Page 114 - Duchess, with all the household, gentlemen and gentlewomen, were hunting in the park. I found her in her chamber reading...
Page 76 - From Paul's I went, to Eton sent, To learn straightways the Latin phrase, Where fifty-three stripes given to me At once I had. For fault but small, or none at all, It came to pass thus beat I was; See, Udal, see the mercy of thee To me, poor lad.
Page 96 - Mark all mathematical heads, which be only and wholly bent to those sciences, how solitary they be themselves, how unfit to live with others, and how unapt to serve in the world.
Page 114 - Her parents, the Duke and Duchess, with all the household, gentlemen and gentlewomen, were hunting in the park : I found her...
Page 100 - And it is pity, that commonly more care is had, yea and that among very wise men, to find out rather a cun» ning man for their horse, than a cunning man for their children. They say nay in word, but they do so in deed : for to the one they will gladly give a stipend of two hundred crowns by the year, and loth to offer to the other two hundred shillings.
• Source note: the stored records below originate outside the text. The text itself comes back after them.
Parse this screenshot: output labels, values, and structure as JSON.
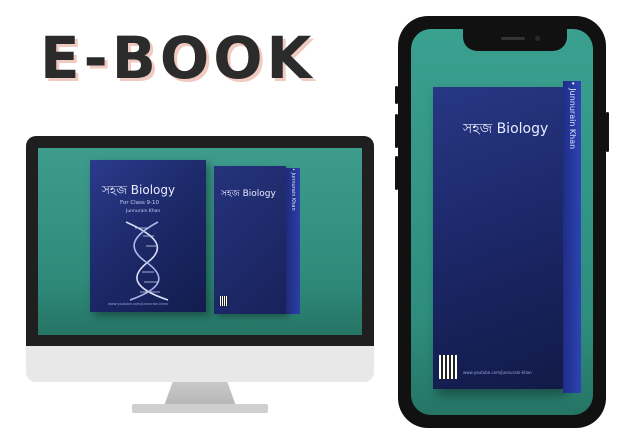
{
  "headline": "E-BOOK",
  "book": {
    "title": "সহজ Biology",
    "subtitle": "For Class 9-10",
    "author_front": "Junnurain Khan",
    "spine_title": "সহজ Biology",
    "spine_author": "• Junnurain Khan",
    "footer": "www.youtube.com/junnurain-khan"
  },
  "colors": {
    "background": "#ffffff",
    "teal_backdrop": "#2f8a7a",
    "book_cover": "#1d2a6b",
    "device_frame": "#111111"
  },
  "icons": {
    "dna": "dna-helix-icon",
    "qr": "qr-code-icon"
  }
}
Page 84 - FTEE the child hath learned perfectly the eight parts of speech, let him then learn the right joining together of substantives with adjectives, the noun with the verb, the relative with the antecedent.
Page 86 - ... this, the child must take a paper book, and sitting in some place, where no man shall prompt him, by himself, let him translate into English his former lesson. Then showing it to his master, let the master take from him his Latin book, and pausing an hour at the least, then let the child translate his own English into Latin again in another paper book. When the child bringeth it turned into Latin, the master must compare it with Tully's book, and lay them both together; and where the child doth...
Page 94 - For this I know, not only by reading of books in my study but also by experience of life abroad in the world, that those which be commonly the wisest, the best learned, and best men also, when they be 10 old, were never commonly the quickest of wit when they were young.